Dataset rows describing interfaces:

*** Block opens ***

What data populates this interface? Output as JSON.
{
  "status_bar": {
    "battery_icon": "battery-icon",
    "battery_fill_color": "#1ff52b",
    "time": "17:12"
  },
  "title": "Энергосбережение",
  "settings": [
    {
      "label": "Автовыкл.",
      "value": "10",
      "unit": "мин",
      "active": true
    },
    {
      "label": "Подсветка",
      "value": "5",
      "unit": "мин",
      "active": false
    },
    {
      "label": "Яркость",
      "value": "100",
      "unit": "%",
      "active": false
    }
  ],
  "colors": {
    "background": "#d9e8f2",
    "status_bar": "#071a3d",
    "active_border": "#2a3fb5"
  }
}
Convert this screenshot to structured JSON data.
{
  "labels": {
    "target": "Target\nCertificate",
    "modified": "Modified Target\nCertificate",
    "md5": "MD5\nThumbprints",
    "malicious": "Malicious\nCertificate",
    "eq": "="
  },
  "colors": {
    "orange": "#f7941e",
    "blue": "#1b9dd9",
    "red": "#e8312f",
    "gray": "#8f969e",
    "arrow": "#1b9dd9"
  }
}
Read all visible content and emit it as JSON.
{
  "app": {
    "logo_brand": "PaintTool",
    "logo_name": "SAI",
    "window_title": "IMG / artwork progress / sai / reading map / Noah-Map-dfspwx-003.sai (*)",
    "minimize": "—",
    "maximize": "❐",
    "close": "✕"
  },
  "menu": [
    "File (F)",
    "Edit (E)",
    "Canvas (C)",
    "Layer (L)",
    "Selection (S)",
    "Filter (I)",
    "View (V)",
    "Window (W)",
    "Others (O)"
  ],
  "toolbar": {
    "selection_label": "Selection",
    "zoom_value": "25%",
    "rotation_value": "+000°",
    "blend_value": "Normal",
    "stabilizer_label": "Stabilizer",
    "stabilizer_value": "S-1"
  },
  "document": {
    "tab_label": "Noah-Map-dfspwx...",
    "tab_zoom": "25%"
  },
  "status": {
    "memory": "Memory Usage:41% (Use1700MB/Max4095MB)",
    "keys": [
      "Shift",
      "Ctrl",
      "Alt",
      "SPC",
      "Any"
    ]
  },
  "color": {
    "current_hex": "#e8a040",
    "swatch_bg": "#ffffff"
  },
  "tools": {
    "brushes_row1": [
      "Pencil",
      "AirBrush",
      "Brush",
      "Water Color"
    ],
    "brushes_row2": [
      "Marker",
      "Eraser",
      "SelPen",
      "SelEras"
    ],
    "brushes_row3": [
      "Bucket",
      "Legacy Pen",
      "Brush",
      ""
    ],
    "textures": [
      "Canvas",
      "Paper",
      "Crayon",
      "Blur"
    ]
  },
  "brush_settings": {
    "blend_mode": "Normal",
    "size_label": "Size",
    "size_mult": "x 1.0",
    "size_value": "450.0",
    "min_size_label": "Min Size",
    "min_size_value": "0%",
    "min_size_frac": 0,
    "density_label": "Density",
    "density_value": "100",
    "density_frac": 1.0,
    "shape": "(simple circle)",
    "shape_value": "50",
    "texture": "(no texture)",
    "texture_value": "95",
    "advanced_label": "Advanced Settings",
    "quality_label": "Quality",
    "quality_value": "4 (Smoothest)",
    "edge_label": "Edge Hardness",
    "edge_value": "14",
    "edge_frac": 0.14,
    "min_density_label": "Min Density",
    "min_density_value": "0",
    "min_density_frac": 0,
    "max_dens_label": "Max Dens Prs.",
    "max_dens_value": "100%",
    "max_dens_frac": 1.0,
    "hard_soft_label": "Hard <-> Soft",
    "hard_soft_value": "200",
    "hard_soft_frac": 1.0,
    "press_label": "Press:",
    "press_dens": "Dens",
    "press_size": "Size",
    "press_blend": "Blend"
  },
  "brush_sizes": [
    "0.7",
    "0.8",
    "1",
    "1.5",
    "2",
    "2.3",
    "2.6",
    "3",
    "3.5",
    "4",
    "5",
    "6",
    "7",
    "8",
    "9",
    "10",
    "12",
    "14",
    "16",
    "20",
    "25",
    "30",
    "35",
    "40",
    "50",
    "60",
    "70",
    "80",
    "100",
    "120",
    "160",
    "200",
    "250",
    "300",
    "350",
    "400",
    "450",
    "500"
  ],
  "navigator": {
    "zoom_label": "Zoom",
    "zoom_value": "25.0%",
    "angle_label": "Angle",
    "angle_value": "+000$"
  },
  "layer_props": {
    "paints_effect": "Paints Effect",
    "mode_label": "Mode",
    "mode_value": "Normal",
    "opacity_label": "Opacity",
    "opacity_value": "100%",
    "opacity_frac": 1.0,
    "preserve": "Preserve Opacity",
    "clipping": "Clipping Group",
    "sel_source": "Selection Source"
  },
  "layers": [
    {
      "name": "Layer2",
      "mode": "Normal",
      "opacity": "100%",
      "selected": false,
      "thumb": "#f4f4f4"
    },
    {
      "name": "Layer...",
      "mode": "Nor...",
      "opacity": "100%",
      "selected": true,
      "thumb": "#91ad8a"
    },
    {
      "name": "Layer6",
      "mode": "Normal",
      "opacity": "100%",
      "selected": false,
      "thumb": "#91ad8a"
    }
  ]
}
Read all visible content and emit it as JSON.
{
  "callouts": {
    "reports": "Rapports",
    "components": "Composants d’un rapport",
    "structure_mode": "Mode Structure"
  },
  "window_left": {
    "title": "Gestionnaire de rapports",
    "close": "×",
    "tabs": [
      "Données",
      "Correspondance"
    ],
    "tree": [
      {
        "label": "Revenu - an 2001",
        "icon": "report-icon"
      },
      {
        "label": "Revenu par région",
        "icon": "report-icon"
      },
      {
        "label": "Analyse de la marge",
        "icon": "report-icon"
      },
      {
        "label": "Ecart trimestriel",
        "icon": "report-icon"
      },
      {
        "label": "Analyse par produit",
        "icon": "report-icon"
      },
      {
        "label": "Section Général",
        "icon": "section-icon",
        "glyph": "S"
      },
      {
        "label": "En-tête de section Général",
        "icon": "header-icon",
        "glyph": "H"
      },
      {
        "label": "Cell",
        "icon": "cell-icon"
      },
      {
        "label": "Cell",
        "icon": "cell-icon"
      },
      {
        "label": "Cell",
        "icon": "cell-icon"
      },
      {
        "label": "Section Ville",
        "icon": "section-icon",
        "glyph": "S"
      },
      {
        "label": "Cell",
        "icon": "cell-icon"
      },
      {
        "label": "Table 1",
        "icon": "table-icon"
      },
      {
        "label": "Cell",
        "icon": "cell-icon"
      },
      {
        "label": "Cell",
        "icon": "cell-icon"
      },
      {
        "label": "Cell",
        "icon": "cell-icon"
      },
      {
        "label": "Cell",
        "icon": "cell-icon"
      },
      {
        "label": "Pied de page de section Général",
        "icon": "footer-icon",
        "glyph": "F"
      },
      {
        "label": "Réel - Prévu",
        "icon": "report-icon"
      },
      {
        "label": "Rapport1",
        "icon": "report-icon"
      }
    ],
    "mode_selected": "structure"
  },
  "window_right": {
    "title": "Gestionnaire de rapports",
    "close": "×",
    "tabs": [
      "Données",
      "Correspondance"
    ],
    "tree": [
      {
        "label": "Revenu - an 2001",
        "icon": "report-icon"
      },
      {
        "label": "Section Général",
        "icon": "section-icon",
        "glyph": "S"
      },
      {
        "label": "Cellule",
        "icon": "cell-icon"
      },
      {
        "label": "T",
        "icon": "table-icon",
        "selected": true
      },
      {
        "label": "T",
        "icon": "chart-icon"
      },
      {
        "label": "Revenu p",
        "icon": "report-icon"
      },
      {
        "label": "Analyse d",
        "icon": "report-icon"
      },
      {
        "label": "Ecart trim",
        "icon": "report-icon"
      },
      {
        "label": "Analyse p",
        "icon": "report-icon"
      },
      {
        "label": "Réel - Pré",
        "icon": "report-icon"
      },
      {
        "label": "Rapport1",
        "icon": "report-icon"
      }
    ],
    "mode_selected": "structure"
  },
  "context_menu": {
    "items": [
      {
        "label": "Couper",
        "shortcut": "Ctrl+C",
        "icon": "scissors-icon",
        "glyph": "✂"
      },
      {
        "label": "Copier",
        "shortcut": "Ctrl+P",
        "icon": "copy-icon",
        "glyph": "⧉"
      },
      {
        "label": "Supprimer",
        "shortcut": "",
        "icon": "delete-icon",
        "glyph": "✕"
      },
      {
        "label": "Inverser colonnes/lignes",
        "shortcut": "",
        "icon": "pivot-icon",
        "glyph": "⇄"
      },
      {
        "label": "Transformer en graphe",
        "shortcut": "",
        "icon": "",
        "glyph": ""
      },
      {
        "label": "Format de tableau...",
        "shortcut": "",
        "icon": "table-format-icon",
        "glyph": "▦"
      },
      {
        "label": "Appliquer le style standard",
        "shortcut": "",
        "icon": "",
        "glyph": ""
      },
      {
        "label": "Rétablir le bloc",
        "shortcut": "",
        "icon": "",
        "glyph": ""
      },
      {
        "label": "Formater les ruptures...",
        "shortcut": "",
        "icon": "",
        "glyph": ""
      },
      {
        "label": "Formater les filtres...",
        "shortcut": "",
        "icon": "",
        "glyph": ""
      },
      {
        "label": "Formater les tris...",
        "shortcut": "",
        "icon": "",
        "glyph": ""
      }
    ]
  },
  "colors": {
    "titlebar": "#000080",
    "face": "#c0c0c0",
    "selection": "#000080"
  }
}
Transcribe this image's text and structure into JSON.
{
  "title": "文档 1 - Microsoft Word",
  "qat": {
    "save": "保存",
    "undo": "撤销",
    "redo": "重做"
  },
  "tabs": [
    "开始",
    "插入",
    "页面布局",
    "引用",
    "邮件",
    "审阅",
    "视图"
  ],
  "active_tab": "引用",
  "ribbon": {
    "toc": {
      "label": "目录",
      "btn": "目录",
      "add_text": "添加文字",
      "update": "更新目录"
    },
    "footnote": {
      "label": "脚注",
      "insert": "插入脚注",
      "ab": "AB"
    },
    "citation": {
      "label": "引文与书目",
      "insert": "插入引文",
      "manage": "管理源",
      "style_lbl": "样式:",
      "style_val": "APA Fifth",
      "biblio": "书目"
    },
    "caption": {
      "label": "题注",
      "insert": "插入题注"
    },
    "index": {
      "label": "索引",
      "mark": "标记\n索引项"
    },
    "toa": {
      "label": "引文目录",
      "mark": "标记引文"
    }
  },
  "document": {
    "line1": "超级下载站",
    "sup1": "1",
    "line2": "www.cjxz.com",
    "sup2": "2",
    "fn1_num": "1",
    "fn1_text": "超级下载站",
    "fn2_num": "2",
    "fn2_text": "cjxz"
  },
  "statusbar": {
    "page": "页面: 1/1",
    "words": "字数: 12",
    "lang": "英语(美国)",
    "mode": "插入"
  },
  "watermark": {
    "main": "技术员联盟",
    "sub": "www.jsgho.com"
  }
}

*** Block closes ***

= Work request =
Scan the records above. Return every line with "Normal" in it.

= Output of the exercise =
    "blend_value": "Normal",
    "blend_mode": "Normal",
    "mode_value": "Normal",
      "mode": "Normal",
      "mode": "Normal",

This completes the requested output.